According to Hoboken Mayor Ravi S. Bhalla, the City is “100% committed to redoubling our efforts to fight Union Dry Dock from ever becoming a refueling station,” in light of the U.S. Army Corps of Engineers okaying New York Waterway‘s request to begin operations at the the 3.15-acre parcel of land on Sinatra Drive.
In May, the U.S. Army Corps of Engineers (USACOE) have announced that they will scrutinize NY Waterway’s proposal for the Union Dry Dock facility based on “evaluation of the probable impact,” in light of the significant public interest.While the City of Hoboken seeks to make it a public park, New York Waterway bought Union Dry Dock for $11.5 million last November, and have since maintained that it is the only place for them to relocate—upon facing a self-inflicted need to vacate its current 25-acre ferry maintenance property in Weehawken, which is being repurposed for residential properties. That land is owned by Arthur Imperatore, Sr.—owner of New York Waterway.
Just last month, Boswell Engineering released a report examining the viability of the all potential sites for the ferry company’s repair and refueling station. Their study concluded that the “Hoboken South” location, located at the Lackawanna Terminal, was the “preferred alternative,” ranking higher than Bayonne Peninsula, Binghamton Ferry Site (Edgewater), Union Dry Dock and the existing location at Port Imperial—in that order. Criteria for these conclusions were Capacity, Zoning/Use Compatibility, Development Timing, Environmental Constraints, Future Expansion and Cost.
Nevertheless, USACOE give the go-ahead to the ferry company to proceed on Union Dry Dock. In turn, Bhalla responded with a not-so-subtle reminder that the location is, in fact, still in Hoboken.
Said Bhalla, “with NY Waterways in possession of the land at Union Dry Dock, they must abide by our local ordinances and acquire all permits and approvals necessary, some of which they have not done.
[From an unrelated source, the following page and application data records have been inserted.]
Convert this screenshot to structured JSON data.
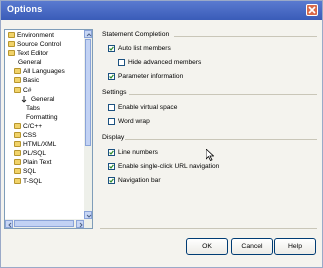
{
  "window": {
    "title": "Options"
  },
  "tree": {
    "items": [
      {
        "label": "Environment",
        "indent": 0,
        "folder": true
      },
      {
        "label": "Source Control",
        "indent": 0,
        "folder": true
      },
      {
        "label": "Text Editor",
        "indent": 0,
        "folder": true
      },
      {
        "label": "General",
        "indent": 1,
        "folder": false
      },
      {
        "label": "All Languages",
        "indent": 1,
        "folder": true
      },
      {
        "label": "Basic",
        "indent": 1,
        "folder": true
      },
      {
        "label": "C#",
        "indent": 1,
        "folder": true
      },
      {
        "label": "General",
        "indent": 2,
        "folder": false,
        "selected": true
      },
      {
        "label": "Tabs",
        "indent": 2,
        "folder": false
      },
      {
        "label": "Formatting",
        "indent": 2,
        "folder": false
      },
      {
        "label": "C/C++",
        "indent": 1,
        "folder": true
      },
      {
        "label": "CSS",
        "indent": 1,
        "folder": true
      },
      {
        "label": "HTML/XML",
        "indent": 1,
        "folder": true
      },
      {
        "label": "PL/SQL",
        "indent": 1,
        "folder": true
      },
      {
        "label": "Plain Text",
        "indent": 1,
        "folder": true
      },
      {
        "label": "SQL",
        "indent": 1,
        "folder": true
      },
      {
        "label": "T-SQL",
        "indent": 1,
        "folder": true
      }
    ]
  },
  "groups": {
    "statement_completion": {
      "title": "Statement Completion",
      "auto_list_members": {
        "label": "Auto list members",
        "checked": true
      },
      "hide_advanced_members": {
        "label": "Hide advanced members",
        "checked": false
      },
      "parameter_information": {
        "label": "Parameter information",
        "checked": true
      }
    },
    "settings": {
      "title": "Settings",
      "enable_virtual_space": {
        "label": "Enable virtual space",
        "checked": false
      },
      "word_wrap": {
        "label": "Word wrap",
        "checked": false
      }
    },
    "display": {
      "title": "Display",
      "line_numbers": {
        "label": "Line numbers",
        "checked": true
      },
      "single_click_url": {
        "label": "Enable single-click URL navigation",
        "checked": true
      },
      "navigation_bar": {
        "label": "Navigation bar",
        "checked": true
      }
    }
  },
  "buttons": {
    "ok": "OK",
    "cancel": "Cancel",
    "help": "Help"
  },
  "colors": {
    "title_bar": "#3a5cb8",
    "close_button": "#d96a4a",
    "checkbox_border": "#1c5180"
  }
}
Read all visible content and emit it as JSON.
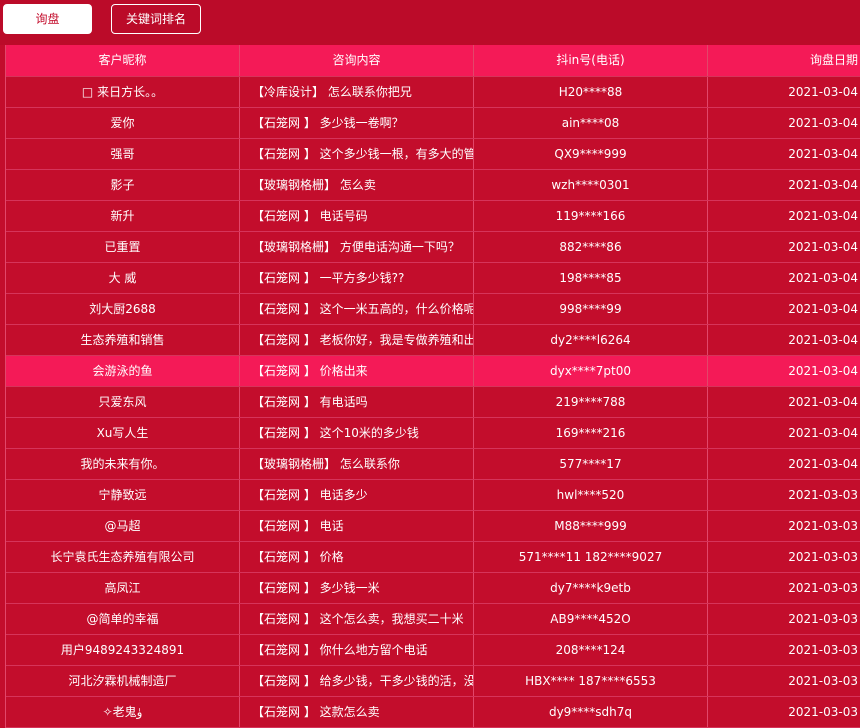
{
  "tabs": [
    {
      "label": "询盘"
    },
    {
      "label": "关键词排名"
    }
  ],
  "table": {
    "columns": [
      "客户昵称",
      "咨询内容",
      "抖in号(电话)",
      "询盘日期"
    ],
    "rows": [
      {
        "name": "□ 来日方长。。",
        "content": "【冷库设计】 怎么联系你把兄",
        "contact": "H20****88",
        "date": "2021-03-04"
      },
      {
        "name": "爱你",
        "content": "【石笼网 】 多少钱一卷啊？",
        "contact": "ain****08",
        "date": "2021-03-04"
      },
      {
        "name": "强哥",
        "content": "【石笼网 】 这个多少钱一根，有多大的管;多长",
        "contact": "QX9****999",
        "date": "2021-03-04"
      },
      {
        "name": "影子",
        "content": "【玻璃钢格栅】 怎么卖",
        "contact": "wzh****0301",
        "date": "2021-03-04"
      },
      {
        "name": "新升",
        "content": "【石笼网 】 电话号码",
        "contact": "119****166",
        "date": "2021-03-04"
      },
      {
        "name": "已重置",
        "content": "【玻璃钢格栅】 方便电话沟通一下吗？",
        "contact": "882****86",
        "date": "2021-03-04"
      },
      {
        "name": "大 威",
        "content": "【石笼网 】 一平方多少钱??",
        "contact": "198****85",
        "date": "2021-03-04"
      },
      {
        "name": "刘大厨2688",
        "content": "【石笼网 】 这个一米五高的，什么价格呢？",
        "contact": "998****99",
        "date": "2021-03-04"
      },
      {
        "name": "生态养殖和销售",
        "content": "【石笼网 】 老板你好，我是专做养殖和出售鹅",
        "contact": "dy2****l6264",
        "date": "2021-03-04"
      },
      {
        "name": "会游泳的鱼",
        "content": "【石笼网 】 价格出来",
        "contact": "dyx****7pt00",
        "date": "2021-03-04"
      },
      {
        "name": "只爱东风",
        "content": "【石笼网 】 有电话吗",
        "contact": "219****788",
        "date": "2021-03-04"
      },
      {
        "name": "Xu写人生",
        "content": "【石笼网 】 这个10米的多少钱",
        "contact": "169****216",
        "date": "2021-03-04"
      },
      {
        "name": "我的未来有你。",
        "content": "【玻璃钢格栅】 怎么联系你",
        "contact": "577****17",
        "date": "2021-03-04"
      },
      {
        "name": "宁静致远",
        "content": "【石笼网 】 电话多少",
        "contact": "hwl****520",
        "date": "2021-03-03"
      },
      {
        "name": "@马超",
        "content": "【石笼网 】 电话",
        "contact": "M88****999",
        "date": "2021-03-03"
      },
      {
        "name": "长宁袁氏生态养殖有限公司",
        "content": "【石笼网 】 价格",
        "contact": "571****11 182****9027",
        "date": "2021-03-03"
      },
      {
        "name": "高凤江",
        "content": "【石笼网 】 多少钱一米",
        "contact": "dy7****k9etb",
        "date": "2021-03-03"
      },
      {
        "name": "@简单的幸福",
        "content": "【石笼网 】 这个怎么卖，我想买二十米",
        "contact": "AB9****452O",
        "date": "2021-03-03"
      },
      {
        "name": "用户9489243324891",
        "content": "【石笼网 】 你什么地方留个电话",
        "contact": "208****124",
        "date": "2021-03-03"
      },
      {
        "name": "河北汐霖机械制造厂",
        "content": "【石笼网 】 给多少钱，干多少钱的活，没毛病",
        "contact": "HBX**** 187****6553",
        "date": "2021-03-03"
      },
      {
        "name": "✧老鬼ۈ",
        "content": "【石笼网 】 这款怎么卖",
        "contact": "dy9****sdh7q",
        "date": "2021-03-03"
      }
    ],
    "highlighted_row": 9
  },
  "colors": {
    "background": "#c30d2c",
    "header": "#f41a57",
    "highlight": "#f41a57",
    "text": "#ffffff"
  }
}
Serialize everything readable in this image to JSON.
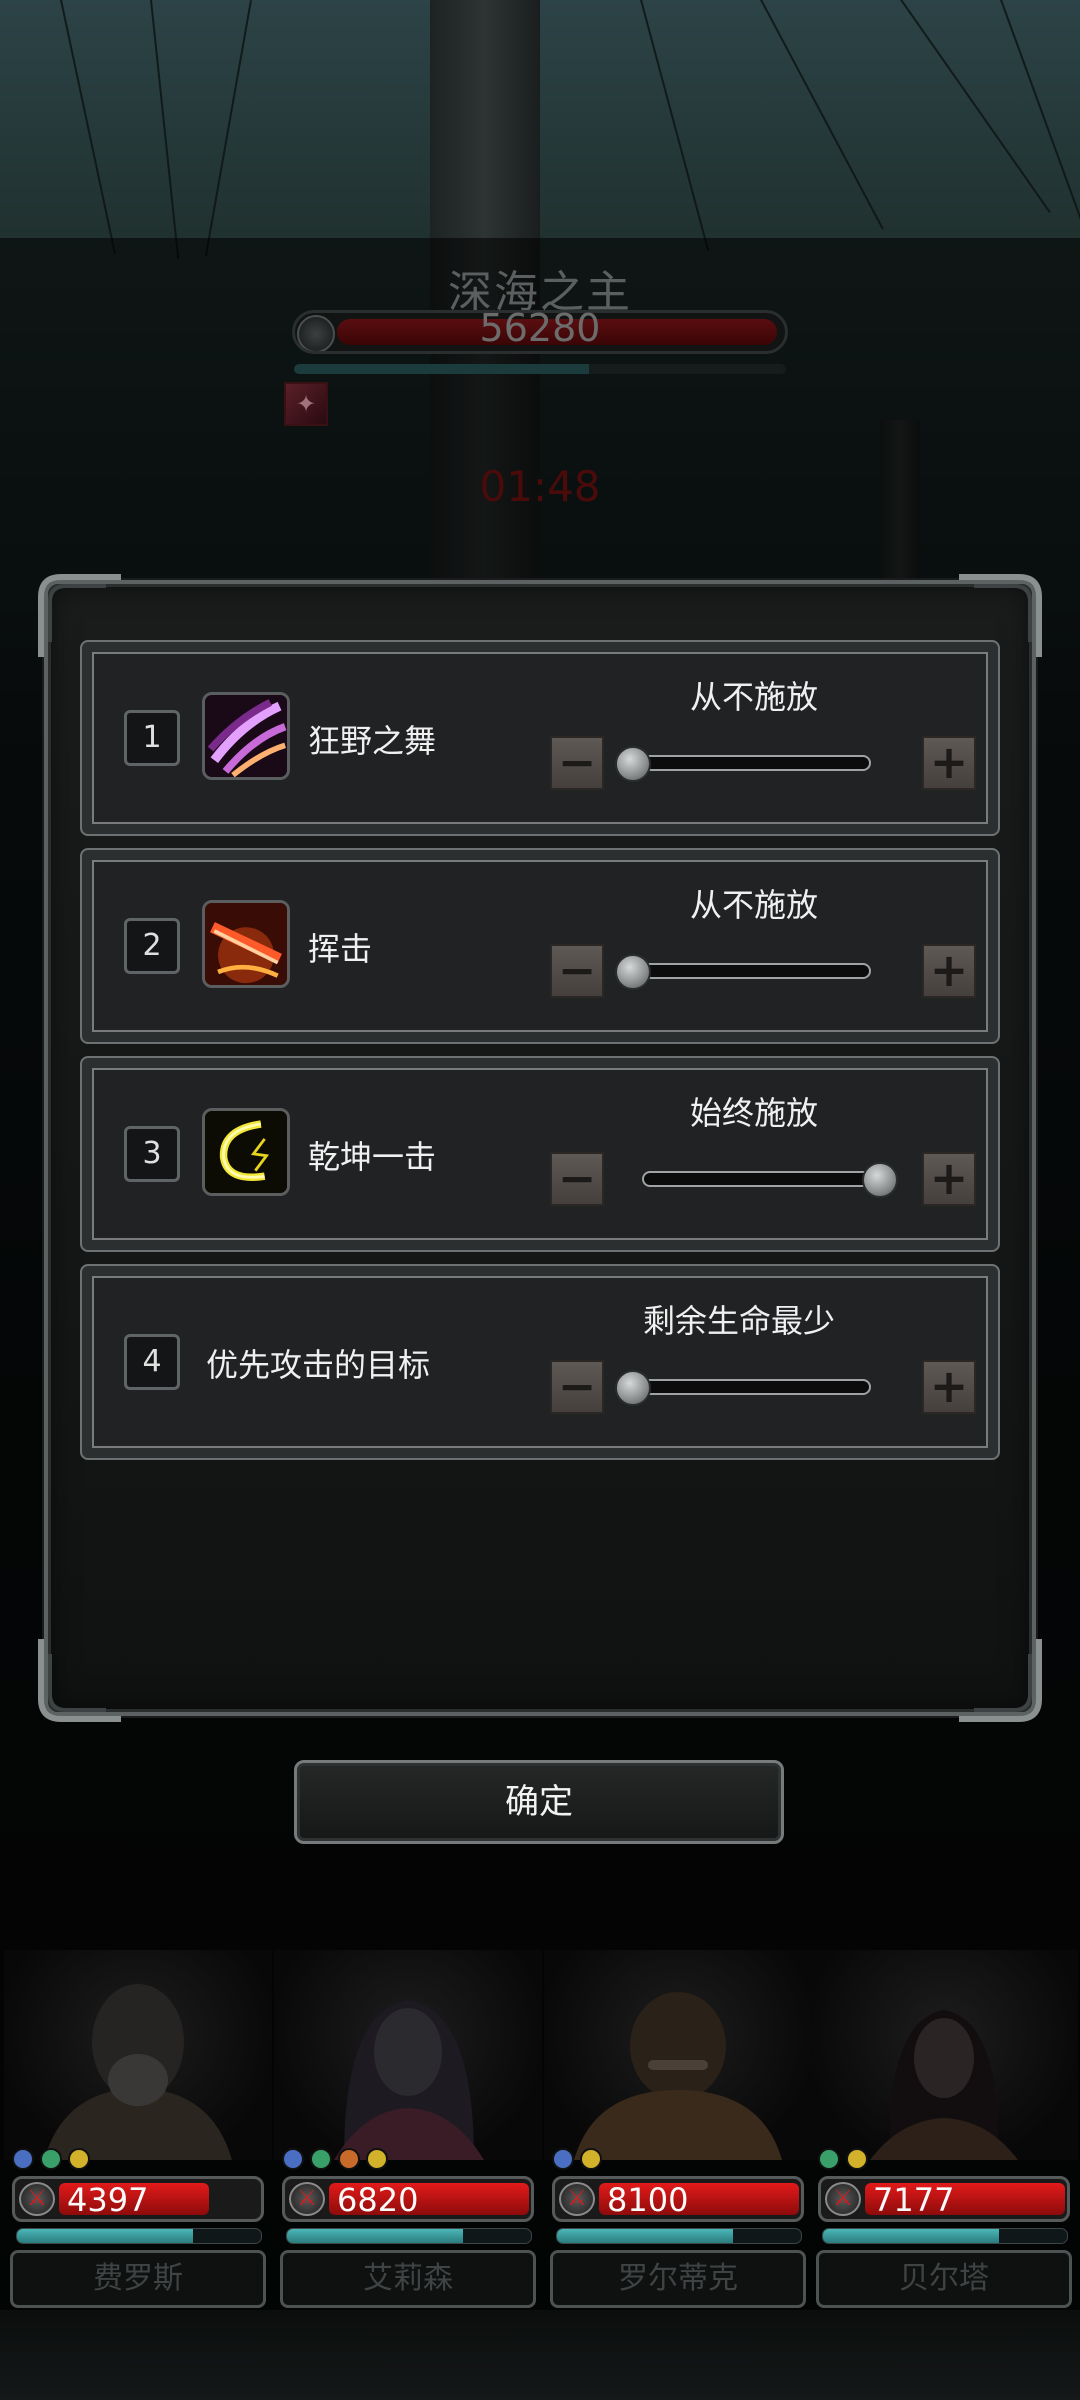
{
  "boss": {
    "name": "深海之主",
    "hp": "56280",
    "timer": "01:48"
  },
  "settings": {
    "rows": [
      {
        "number": "1",
        "name": "狂野之舞",
        "icon": "wild-dance-skill-icon",
        "mode": "从不施放",
        "slider_level": 0
      },
      {
        "number": "2",
        "name": "挥击",
        "icon": "swing-strike-skill-icon",
        "mode": "从不施放",
        "slider_level": 0
      },
      {
        "number": "3",
        "name": "乾坤一击",
        "icon": "lightning-strike-skill-icon",
        "mode": "始终施放",
        "slider_level": 1
      },
      {
        "number": "4",
        "name": "优先攻击的目标",
        "icon": null,
        "mode": "剩余生命最少",
        "slider_level": 0
      }
    ],
    "minus_label": "−",
    "plus_label": "+"
  },
  "confirm_label": "确定",
  "heroes": [
    {
      "name": "费罗斯",
      "hp": "4397",
      "hp_fraction": 0.75,
      "mana_fraction": 0.72,
      "gems": [
        "#4a6fc2",
        "#3aa06a",
        "#d2b22a"
      ]
    },
    {
      "name": "艾莉森",
      "hp": "6820",
      "hp_fraction": 1.0,
      "mana_fraction": 0.72,
      "gems": [
        "#4a6fc2",
        "#3aa06a",
        "#c86a2a",
        "#d2b22a"
      ]
    },
    {
      "name": "罗尔蒂克",
      "hp": "8100",
      "hp_fraction": 1.0,
      "mana_fraction": 0.72,
      "gems": [
        "#4a6fc2",
        "#d2b22a"
      ]
    },
    {
      "name": "贝尔塔",
      "hp": "7177",
      "hp_fraction": 1.0,
      "mana_fraction": 0.72,
      "gems": [
        "#3aa06a",
        "#d2b22a"
      ]
    }
  ],
  "colors": {
    "hp_red": "#e21a1a",
    "mana_teal": "#4bb7b8",
    "panel_border": "#5c6161"
  }
}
If they fail to do so, I will take appropriate measures protect the health, safety and welfare of our residents.”
Furthermore, the Mayor continues to address the issue on social media:
As one of NJ’s coastal communities, we have an obligation to protect & preserve our waterfront. A diesel depot poses a real & substantial risk to the environment. Among those at risk of breathing toxic fumes include 600 preschoolers, 7,000 paddleboarders, thousands of residents pic.twitter.com/6JowvNqvWx
— Ravinder S. Bhalla (@RaviBhalla) December 13, 2018
Other Hudson County dignitaries have followed suit, putting pressure on Governor Phil Murphy to intervene and relocate the ferry fueling facility.
Today our office in #JerseyCity along with @TomDeGise , Senator Stack + Senator Sacco are sending a joint letter in support of Mayor @RaviBhalla position that @PhilMurphyNJ needs to intervene for Hudson. This is the wrong location for UDD + decisions like this impact all of us https://t.co/9MKgUd6mPM
— Steven Fulop (@StevenFulop) December 13, 2018
Union Dry Dock opened in 1908 in Weehawken (even serving as a setting for a music video by the band Blondie in 1979). The company bought the Hoboken property in 1976, moving operations there in the 1980s. Previous efforts to sell the land have fallen through. In 2001, the Stevens Institute of Technology planned to construct a soccer field on the site. In 2005, there was a $15 million contract for the property, but the buyer backed out. In 2009, a developer hoped to build residential towers on the land, but local zoning didn’t permit it. And in 2012, New Jersey Transit considered obtaining the land for NY Waterway’s ferry maintenance and refueling.
“Hoboken’s waterfront has been transformed over the past several decades. It is no longer an industrial waterfront,” said Fund for a Better Waterfront’s Ron Hine. “Nearly all of the waterfront in Hoboken is now a recreational resource enjoyed by joggers, strollers, cyclers, toddlers and kayakers. Thousands of residential units are within several blocks of [Union Dry Dock]. It is absolutely the wrong spot to concentrate scores of diesel operated ferries for maintenance and refueling.”